Pressures on the NHS tend to be highest during the winter, meaning improvements in performance during the spring and summer would be expected.

Yesterday, the Scottish Government said a further £6.8 million would go towards improvements in A&Es. The move is part of a £50m action plan to improve emergency care in the face of concerns that services cannot cope with increasing demand as an ageing population places further pressure on the NHS.

Attendances at A&E have increased from 1.6 million in 2008-09 to 1.65m in 2012-13.

Margaret Watt, chair of the Scotland Patients Association, said: “We need more communication and education for our patients because people don’t know when you should go to A&E,” she said. “Everyone is piling in on the staff in A&E and the demand is growing.”

Health secretary Alex Neil said: “These latest figures show that we have already seen an improvement in ensuring people are seen and treated in the right place at the right time by the right person, but we recognise there is still more to be done.”

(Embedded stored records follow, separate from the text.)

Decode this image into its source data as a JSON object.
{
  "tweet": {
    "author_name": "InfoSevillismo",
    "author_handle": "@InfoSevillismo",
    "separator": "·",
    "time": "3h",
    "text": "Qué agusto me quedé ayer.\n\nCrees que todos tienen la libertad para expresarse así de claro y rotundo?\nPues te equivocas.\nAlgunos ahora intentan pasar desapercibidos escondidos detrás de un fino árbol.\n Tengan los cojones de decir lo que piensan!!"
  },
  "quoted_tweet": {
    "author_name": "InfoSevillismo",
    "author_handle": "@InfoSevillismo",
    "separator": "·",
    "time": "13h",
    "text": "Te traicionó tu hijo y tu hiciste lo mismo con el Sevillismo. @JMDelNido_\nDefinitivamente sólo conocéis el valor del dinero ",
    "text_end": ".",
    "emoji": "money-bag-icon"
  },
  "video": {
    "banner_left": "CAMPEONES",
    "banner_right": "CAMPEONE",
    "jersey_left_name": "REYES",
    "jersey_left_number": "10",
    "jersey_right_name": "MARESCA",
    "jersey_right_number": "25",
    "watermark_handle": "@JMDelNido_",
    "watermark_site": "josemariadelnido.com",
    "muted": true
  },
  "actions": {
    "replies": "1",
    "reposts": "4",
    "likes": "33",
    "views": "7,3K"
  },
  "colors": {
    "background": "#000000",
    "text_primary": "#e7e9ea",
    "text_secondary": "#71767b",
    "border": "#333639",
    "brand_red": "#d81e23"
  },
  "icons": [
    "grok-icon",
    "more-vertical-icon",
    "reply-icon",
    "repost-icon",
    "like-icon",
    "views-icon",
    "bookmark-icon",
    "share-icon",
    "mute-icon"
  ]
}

A raft of figures published yesterday by health service data collection body ISD Scotland also showed that the number of patients waiting to leave hospital beyond a target of four weeks – so-called bed-blockers – has increased. The problem occurs when patients are ready to leave hospital but care, support and accommodation arrangements are not in place.

In July, 118 patients were still waiting to leave, compared with 44 in April when the target was brought in, official statistics showed. Last month, 59 patients were still waiting after six weeks, compared with 24 in April.

The target is due to fall to just two weeks by April next year.

But there was better news in waiting times for patients needing surgery or other treatment, with 91.6 per cent seen and treated within 18 weeks of being referred by their GP.

The figures also showed that 98.4 per cent of people were treated within 12 weeks of being diagnosed and their treatment decided, complying with the legal treatment time guarantee.

Suicide rate is more than treble for men

The rate of suicides in Scotland is falling, but levels remain high among men.

There were 830 suicides reported in Scotland in 2012, according to the Scottish Public Health Observatory, which recorded 7.1 suicides in women per 100,000 people while the rate for men was 24.5.

NHS staff weigh in to help children

More than 10,000 children in Scotland have been examined by NHS staff battling obesity.

The Scottish Government has a target to achieve 14,910 child “healthy weight interventions” – where families are offered advice to tackle obesity – in the three years to March 2014. By 31 March this year, there were 10,183 interventions.

Ill–wind blows for almost 20 years

Scottish women can expect to live almost 20 years of their life suffering from ill health.

Figures suggest that girls born in 2011 would be expected to live 80.9 years on average, but only 62.7 of these years classed as “healthy”.

Boys born in 2011 might live 76.6 years on average, 60.4 of these in a “healthy” state.